+++ Raw data +++
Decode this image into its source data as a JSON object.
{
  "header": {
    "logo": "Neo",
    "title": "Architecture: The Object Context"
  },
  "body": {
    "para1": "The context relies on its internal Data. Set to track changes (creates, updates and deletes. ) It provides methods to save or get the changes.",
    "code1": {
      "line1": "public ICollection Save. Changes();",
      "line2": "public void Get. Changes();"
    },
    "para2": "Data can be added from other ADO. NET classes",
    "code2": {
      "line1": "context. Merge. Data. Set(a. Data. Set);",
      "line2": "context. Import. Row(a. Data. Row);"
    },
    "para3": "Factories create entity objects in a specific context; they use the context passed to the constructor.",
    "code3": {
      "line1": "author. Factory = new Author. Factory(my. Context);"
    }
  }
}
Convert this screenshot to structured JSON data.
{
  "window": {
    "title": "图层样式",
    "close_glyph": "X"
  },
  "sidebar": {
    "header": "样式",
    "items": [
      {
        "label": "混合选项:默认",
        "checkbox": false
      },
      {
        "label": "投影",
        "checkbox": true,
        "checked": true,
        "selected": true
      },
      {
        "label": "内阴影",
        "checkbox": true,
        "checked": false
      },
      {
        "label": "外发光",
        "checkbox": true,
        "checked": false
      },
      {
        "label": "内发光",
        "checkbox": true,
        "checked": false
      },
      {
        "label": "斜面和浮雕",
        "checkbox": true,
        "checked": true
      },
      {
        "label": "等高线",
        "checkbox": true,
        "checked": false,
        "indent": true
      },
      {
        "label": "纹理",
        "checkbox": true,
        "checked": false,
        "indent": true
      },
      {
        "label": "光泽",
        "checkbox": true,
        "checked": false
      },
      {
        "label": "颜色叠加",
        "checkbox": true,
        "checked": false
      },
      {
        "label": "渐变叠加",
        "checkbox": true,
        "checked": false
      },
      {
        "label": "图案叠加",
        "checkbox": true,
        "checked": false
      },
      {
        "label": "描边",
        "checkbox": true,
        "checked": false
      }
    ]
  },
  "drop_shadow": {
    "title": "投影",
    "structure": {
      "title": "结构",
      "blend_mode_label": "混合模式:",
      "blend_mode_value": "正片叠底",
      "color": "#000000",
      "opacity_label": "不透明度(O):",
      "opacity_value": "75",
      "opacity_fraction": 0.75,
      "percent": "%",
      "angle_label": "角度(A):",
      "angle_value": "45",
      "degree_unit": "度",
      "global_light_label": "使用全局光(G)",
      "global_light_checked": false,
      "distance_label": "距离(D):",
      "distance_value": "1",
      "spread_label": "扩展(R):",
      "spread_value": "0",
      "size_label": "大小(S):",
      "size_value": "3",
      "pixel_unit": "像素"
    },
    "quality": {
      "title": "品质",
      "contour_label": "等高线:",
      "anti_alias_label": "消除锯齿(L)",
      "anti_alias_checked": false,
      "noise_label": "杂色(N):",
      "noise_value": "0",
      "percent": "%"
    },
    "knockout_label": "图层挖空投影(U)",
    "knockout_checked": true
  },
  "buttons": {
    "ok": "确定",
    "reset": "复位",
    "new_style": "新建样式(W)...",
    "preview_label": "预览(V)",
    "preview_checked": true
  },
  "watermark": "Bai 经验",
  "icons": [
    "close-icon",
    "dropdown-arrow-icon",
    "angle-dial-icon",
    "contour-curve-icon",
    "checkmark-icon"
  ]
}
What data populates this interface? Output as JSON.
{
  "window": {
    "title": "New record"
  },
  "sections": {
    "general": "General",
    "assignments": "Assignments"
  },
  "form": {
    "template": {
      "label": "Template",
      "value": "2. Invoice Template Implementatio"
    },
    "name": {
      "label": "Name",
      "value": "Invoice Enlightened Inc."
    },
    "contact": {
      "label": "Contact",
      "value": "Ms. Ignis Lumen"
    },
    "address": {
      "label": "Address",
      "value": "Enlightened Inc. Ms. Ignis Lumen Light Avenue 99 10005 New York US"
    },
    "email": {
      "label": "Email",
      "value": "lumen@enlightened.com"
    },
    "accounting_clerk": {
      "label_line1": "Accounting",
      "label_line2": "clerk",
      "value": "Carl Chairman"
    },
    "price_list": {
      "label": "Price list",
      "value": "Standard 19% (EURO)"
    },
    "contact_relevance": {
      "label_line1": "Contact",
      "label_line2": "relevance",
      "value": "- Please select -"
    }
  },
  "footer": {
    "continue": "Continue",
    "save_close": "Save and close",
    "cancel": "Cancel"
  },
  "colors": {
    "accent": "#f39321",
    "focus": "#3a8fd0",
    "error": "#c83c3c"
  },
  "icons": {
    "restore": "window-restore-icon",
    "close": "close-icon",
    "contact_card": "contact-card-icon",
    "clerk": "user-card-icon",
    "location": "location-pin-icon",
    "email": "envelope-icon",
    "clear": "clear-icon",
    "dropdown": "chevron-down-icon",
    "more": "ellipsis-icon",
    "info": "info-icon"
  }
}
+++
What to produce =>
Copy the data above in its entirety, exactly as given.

Written answer =>
Decode this image into its source data as a JSON object.
{
  "header": {
    "logo": "Neo",
    "title": "Architecture: The Object Context"
  },
  "body": {
    "para1": "The context relies on its internal Data. Set to track changes (creates, updates and deletes. ) It provides methods to save or get the changes.",
    "code1": {
      "line1": "public ICollection Save. Changes();",
      "line2": "public void Get. Changes();"
    },
    "para2": "Data can be added from other ADO. NET classes",
    "code2": {
      "line1": "context. Merge. Data. Set(a. Data. Set);",
      "line2": "context. Import. Row(a. Data. Row);"
    },
    "para3": "Factories create entity objects in a specific context; they use the context passed to the constructor.",
    "code3": {
      "line1": "author. Factory = new Author. Factory(my. Context);"
    }
  }
}
Convert this screenshot to structured JSON data.
{
  "window": {
    "title": "图层样式",
    "close_glyph": "X"
  },
  "sidebar": {
    "header": "样式",
    "items": [
      {
        "label": "混合选项:默认",
        "checkbox": false
      },
      {
        "label": "投影",
        "checkbox": true,
        "checked": true,
        "selected": true
      },
      {
        "label": "内阴影",
        "checkbox": true,
        "checked": false
      },
      {
        "label": "外发光",
        "checkbox": true,
        "checked": false
      },
      {
        "label": "内发光",
        "checkbox": true,
        "checked": false
      },
      {
        "label": "斜面和浮雕",
        "checkbox": true,
        "checked": true
      },
      {
        "label": "等高线",
        "checkbox": true,
        "checked": false,
        "indent": true
      },
      {
        "label": "纹理",
        "checkbox": true,
        "checked": false,
        "indent": true
      },
      {
        "label": "光泽",
        "checkbox": true,
        "checked": false
      },
      {
        "label": "颜色叠加",
        "checkbox": true,
        "checked": false
      },
      {
        "label": "渐变叠加",
        "checkbox": true,
        "checked": false
      },
      {
        "label": "图案叠加",
        "checkbox": true,
        "checked": false
      },
      {
        "label": "描边",
        "checkbox": true,
        "checked": false
      }
    ]
  },
  "drop_shadow": {
    "title": "投影",
    "structure": {
      "title": "结构",
      "blend_mode_label": "混合模式:",
      "blend_mode_value": "正片叠底",
      "color": "#000000",
      "opacity_label": "不透明度(O):",
      "opacity_value": "75",
      "opacity_fraction": 0.75,
      "percent": "%",
      "angle_label": "角度(A):",
      "angle_value": "45",
      "degree_unit": "度",
      "global_light_label": "使用全局光(G)",
      "global_light_checked": false,
      "distance_label": "距离(D):",
      "distance_value": "1",
      "spread_label": "扩展(R):",
      "spread_value": "0",
      "size_label": "大小(S):",
      "size_value": "3",
      "pixel_unit": "像素"
    },
    "quality": {
      "title": "品质",
      "contour_label": "等高线:",
      "anti_alias_label": "消除锯齿(L)",
      "anti_alias_checked": false,
      "noise_label": "杂色(N):",
      "noise_value": "0",
      "percent": "%"
    },
    "knockout_label": "图层挖空投影(U)",
    "knockout_checked": true
  },
  "buttons": {
    "ok": "确定",
    "reset": "复位",
    "new_style": "新建样式(W)...",
    "preview_label": "预览(V)",
    "preview_checked": true
  },
  "watermark": "Bai 经验",
  "icons": [
    "close-icon",
    "dropdown-arrow-icon",
    "angle-dial-icon",
    "contour-curve-icon",
    "checkmark-icon"
  ]
}
What data populates this interface? Output as JSON.
{
  "window": {
    "title": "New record"
  },
  "sections": {
    "general": "General",
    "assignments": "Assignments"
  },
  "form": {
    "template": {
      "label": "Template",
      "value": "2. Invoice Template Implementatio"
    },
    "name": {
      "label": "Name",
      "value": "Invoice Enlightened Inc."
    },
    "contact": {
      "label": "Contact",
      "value": "Ms. Ignis Lumen"
    },
    "address": {
      "label": "Address",
      "value": "Enlightened Inc. Ms. Ignis Lumen Light Avenue 99 10005 New York US"
    },
    "email": {
      "label": "Email",
      "value": "lumen@enlightened.com"
    },
    "accounting_clerk": {
      "label_line1": "Accounting",
      "label_line2": "clerk",
      "value": "Carl Chairman"
    },
    "price_list": {
      "label": "Price list",
      "value": "Standard 19% (EURO)"
    },
    "contact_relevance": {
      "label_line1": "Contact",
      "label_line2": "relevance",
      "value": "- Please select -"
    }
  },
  "footer": {
    "continue": "Continue",
    "save_close": "Save and close",
    "cancel": "Cancel"
  },
  "colors": {
    "accent": "#f39321",
    "focus": "#3a8fd0",
    "error": "#c83c3c"
  },
  "icons": {
    "restore": "window-restore-icon",
    "close": "close-icon",
    "contact_card": "contact-card-icon",
    "clerk": "user-card-icon",
    "location": "location-pin-icon",
    "email": "envelope-icon",
    "clear": "clear-icon",
    "dropdown": "chevron-down-icon",
    "more": "ellipsis-icon",
    "info": "info-icon"
  }
}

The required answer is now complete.